_WORK TO COMPLETE_
Find the string "user" in the listing and report every line that has it.

»»

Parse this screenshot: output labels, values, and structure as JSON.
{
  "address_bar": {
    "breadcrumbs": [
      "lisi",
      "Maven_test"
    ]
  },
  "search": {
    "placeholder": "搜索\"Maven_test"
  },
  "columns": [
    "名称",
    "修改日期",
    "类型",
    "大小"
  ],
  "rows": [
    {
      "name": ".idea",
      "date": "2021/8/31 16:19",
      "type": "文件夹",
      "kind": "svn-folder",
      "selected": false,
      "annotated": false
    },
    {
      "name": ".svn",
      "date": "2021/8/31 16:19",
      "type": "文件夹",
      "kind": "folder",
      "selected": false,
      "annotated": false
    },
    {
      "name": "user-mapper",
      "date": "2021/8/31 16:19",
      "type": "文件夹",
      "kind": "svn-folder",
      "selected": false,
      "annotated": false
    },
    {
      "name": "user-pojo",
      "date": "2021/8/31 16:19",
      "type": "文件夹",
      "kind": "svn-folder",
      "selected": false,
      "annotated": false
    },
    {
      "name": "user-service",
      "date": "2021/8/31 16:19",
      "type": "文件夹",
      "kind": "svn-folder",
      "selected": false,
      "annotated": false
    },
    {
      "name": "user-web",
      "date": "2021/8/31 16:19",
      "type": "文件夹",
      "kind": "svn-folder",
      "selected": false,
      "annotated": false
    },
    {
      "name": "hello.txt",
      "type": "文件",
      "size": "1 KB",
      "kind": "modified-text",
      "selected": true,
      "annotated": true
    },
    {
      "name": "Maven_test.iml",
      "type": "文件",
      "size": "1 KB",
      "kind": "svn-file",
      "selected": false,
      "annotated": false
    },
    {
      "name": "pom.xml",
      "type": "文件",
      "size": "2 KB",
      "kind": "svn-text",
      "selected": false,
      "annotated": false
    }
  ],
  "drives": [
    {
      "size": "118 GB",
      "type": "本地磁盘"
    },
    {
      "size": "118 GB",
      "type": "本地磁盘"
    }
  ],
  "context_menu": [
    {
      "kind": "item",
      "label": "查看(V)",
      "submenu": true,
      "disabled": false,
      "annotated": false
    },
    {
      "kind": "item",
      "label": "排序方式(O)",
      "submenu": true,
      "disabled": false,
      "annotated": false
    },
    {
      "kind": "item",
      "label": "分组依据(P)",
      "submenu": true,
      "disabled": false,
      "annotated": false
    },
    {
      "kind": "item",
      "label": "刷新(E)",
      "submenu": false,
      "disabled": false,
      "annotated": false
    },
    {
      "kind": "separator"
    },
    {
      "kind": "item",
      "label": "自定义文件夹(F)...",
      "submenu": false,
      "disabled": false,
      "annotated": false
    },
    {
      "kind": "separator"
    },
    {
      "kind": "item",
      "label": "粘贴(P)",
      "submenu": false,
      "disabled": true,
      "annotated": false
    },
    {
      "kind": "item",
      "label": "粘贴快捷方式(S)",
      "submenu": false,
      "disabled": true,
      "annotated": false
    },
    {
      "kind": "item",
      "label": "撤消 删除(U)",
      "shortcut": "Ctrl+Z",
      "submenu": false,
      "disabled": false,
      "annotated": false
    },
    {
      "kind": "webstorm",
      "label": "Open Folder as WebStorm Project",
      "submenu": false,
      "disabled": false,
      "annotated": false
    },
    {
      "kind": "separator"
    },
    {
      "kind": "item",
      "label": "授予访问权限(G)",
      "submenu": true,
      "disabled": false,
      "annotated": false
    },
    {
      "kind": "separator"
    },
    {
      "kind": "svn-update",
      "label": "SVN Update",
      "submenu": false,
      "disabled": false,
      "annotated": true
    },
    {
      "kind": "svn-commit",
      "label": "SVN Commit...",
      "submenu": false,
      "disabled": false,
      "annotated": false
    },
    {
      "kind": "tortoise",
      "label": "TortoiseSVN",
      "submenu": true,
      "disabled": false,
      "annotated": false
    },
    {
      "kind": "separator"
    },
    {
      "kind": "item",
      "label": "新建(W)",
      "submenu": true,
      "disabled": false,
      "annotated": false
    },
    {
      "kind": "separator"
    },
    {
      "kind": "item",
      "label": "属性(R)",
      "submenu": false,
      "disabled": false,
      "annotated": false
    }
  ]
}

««

_EXERCISE ANSWER_
      "name": "user-mapper",
      "name": "user-pojo",
      "name": "user-service",
      "name": "user-web",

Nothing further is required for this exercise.